And those trade deals will reflect our values on the rights of workers and protection of the environment, in ways that also level the playing field for workers here at home.

Congress knows how committed I am.

I was clear during my confirmation hearing, and I will go back to the Hill as much as necessary, to show that this Administration is ready to work with our citizens' elected representatives to reach these goals.

We are seeking to understand what our critics want - on both sides of the aisle.

We want those who strongly support open markets and those who are more skeptical to bring their best ideas to the table for how global trade policy can help create prosperity here at home.

We will be responsive where we can, and we will always be respectful when we disagree.

We will work with Congress to assess trade agreements and actions on their individual merits, and also as part of a much larger strategy for long-term economic recovery and renewal.

Communication and transparency in the policy-making process will help us to conclude deals that not only win support when Congress votes, but as we implement trade commitments for years to come.

Addressing Americans' concerns - whether it's through Congress, or by talking to the public directly - is what the United States Trade Representative's office will be all about.

The only way to restore confidence in the country's trade efforts is if people can see what we're doing and understand why.

It's a big job to negotiate trade with other nations.

But a huge part of my time will be spent reaching out to the American people here at home - to provide the transparency and clarity that can revive our trade agenda.

As USTR leads the effort to fulfill the promises of President Obama's trade agenda, we're not going to hide under a bushel.
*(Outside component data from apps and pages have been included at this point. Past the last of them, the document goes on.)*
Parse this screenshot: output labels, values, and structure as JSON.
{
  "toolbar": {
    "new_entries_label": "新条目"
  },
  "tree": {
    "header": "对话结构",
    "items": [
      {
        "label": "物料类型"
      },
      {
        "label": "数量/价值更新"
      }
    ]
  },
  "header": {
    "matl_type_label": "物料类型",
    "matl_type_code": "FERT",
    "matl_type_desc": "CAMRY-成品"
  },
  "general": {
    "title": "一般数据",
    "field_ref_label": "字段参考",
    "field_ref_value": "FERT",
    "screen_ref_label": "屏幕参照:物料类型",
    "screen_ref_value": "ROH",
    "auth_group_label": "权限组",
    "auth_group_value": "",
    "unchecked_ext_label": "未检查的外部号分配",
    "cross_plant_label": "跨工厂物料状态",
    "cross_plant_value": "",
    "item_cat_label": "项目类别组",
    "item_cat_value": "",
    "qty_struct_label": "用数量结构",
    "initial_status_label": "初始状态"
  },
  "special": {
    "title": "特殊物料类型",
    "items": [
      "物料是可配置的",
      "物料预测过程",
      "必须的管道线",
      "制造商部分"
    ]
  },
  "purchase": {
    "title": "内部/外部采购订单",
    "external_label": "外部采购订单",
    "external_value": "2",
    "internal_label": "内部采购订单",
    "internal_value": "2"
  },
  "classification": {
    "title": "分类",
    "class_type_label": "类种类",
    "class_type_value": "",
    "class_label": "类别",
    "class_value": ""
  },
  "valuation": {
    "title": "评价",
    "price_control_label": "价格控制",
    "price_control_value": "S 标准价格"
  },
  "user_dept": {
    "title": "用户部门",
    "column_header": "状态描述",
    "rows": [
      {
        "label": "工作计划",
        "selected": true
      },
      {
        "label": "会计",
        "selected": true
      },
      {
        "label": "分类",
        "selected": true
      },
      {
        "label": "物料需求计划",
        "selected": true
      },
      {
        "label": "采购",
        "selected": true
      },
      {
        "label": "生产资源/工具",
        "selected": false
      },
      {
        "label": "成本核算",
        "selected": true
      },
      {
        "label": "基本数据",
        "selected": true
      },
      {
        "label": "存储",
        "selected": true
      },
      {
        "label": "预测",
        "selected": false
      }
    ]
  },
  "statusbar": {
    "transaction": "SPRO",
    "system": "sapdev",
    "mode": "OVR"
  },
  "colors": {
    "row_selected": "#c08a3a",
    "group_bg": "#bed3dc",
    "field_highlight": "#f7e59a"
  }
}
In addition to all our other efforts, soon we'll roll out a brand-new website at www.ustr.gov to provide more information to the public - and get more input from the public - than ever before.

Our work is to show you that this Administration is on your side.

You will begin to see that when we strike a trade agreement, we're looking for jobs just as hard as you are.

More jobs, and the better-paying jobs that come to our workers when the world knows that America is open for business.

A robust, progressive, responsible trade agenda can help this country fight its way out of the economic crisis.

Right now, we can cement good trade policy as a pillar of our long-term economic prosperity.

So - I've got my work cut out for me.

But it's a great task to take on.

Working together with our people here at home, and with our partners around the world, we can make trade a vital part of a brighter future.